One’s understanding of prayer is indeed correlative with one’s doctrine of God. If we envisage a world of higher spirits (daemons) who are superior to mortals but limited in power, then prayer might well take the form of trying to cajole or control these higher beings (as in primitive religion). If we conceive of God as the architect of the universe or a providential ruler sublimely detached from the created order, then prayer would probably be limited to resignation and thanksgiving (as in idealistic philosophy). If God is envisaged as a supreme being who is infinite in power but also merciful and just, then prayer could assume prescribed forms that do not bend the will of God but discipline the human mind to be receptive to God’s providential ordering and leading (as in ritualistic religion). If God is portrayed as the infinite ground and depth of all created being, the uncreated center of the soul, then prayer could assume the role of introspection, meditation and contemplation.
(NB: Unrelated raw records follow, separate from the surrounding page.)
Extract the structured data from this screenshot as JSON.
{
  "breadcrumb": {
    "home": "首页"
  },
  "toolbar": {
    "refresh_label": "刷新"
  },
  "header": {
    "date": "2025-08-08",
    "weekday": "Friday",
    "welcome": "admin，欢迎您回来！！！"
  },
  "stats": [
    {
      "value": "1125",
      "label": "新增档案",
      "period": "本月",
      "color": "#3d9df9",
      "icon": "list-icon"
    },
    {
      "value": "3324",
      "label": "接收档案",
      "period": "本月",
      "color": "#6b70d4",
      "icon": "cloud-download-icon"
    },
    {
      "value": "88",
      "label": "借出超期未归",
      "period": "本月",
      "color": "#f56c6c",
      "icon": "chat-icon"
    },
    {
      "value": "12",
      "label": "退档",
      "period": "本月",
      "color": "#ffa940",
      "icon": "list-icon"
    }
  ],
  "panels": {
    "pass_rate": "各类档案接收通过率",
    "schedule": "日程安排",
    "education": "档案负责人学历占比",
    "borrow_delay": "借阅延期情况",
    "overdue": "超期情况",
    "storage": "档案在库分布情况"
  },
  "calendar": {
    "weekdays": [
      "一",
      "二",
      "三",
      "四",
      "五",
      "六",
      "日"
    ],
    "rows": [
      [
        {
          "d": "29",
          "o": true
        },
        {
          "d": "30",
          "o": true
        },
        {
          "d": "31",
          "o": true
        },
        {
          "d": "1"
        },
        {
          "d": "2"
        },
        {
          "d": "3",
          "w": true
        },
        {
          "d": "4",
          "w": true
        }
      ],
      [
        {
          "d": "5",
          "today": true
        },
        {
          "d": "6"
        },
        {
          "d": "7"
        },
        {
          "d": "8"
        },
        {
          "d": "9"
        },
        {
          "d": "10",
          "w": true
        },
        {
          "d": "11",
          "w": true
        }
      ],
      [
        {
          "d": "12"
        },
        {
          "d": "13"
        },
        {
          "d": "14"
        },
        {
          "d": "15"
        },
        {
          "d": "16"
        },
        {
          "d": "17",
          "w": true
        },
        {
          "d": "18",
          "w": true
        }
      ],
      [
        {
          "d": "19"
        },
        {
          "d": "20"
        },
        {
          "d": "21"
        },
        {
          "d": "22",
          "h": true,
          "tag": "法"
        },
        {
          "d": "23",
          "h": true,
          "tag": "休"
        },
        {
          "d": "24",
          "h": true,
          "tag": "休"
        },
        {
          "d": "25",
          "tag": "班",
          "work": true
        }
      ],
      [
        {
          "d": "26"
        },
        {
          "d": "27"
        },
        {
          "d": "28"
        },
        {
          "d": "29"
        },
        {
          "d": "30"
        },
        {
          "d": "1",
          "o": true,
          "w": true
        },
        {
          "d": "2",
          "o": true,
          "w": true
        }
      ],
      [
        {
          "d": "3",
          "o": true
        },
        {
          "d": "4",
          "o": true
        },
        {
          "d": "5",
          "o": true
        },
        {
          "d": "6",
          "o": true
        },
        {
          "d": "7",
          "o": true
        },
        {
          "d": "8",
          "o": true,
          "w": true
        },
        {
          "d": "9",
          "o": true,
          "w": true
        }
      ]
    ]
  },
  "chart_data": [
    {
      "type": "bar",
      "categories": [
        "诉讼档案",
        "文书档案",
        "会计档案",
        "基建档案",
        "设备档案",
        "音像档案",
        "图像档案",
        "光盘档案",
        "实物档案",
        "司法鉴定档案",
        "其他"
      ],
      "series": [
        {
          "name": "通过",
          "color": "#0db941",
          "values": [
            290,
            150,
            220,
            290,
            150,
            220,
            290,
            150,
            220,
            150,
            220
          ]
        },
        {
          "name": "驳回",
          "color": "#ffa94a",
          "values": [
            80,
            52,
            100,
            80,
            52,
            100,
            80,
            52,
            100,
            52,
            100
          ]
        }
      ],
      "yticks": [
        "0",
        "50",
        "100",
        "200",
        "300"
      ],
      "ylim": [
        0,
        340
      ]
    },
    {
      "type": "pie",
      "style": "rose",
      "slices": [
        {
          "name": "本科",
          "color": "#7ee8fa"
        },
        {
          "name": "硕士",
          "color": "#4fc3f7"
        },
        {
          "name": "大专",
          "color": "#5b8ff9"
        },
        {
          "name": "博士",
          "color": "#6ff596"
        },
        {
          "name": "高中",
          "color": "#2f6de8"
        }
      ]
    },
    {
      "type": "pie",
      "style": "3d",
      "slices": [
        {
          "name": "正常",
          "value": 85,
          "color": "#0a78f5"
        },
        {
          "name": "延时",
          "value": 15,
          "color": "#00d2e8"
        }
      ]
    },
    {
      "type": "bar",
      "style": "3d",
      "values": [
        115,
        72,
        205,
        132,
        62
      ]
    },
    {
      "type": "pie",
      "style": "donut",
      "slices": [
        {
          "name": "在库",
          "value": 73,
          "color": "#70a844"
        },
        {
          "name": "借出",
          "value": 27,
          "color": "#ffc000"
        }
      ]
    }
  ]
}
If God is envisaged as the all–powerful and all–loving heavenly Father—Infinitely concerned with the well–being of his sons and daughters—then prayer could express itself in heartfelt supplication, intercession and confession (as in biblical religion).
Donald G. Bloesch, God, the Almighty: Power, Wisdom, Holiness, Love (Downers Grove, IL: InterVarsity Press, 2006), 233–234. [emphasis mine]